● WHAT IS REQUIRED: Report how many lines of the listing contain the string "this", with no other words.
▬▬▬▬▬▬
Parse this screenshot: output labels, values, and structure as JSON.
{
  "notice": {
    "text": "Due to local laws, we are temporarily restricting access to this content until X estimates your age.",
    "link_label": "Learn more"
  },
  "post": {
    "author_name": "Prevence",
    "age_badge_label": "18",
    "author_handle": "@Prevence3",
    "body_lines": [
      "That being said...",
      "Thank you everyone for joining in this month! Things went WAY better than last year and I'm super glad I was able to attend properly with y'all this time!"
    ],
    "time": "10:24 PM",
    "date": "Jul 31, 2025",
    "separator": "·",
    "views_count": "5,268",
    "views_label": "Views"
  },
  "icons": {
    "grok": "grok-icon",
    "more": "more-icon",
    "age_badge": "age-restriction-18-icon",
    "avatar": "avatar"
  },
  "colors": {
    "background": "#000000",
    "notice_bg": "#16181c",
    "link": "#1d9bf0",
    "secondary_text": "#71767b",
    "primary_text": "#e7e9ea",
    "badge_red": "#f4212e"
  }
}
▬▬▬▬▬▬
● EXERCISE SOLUTION: 3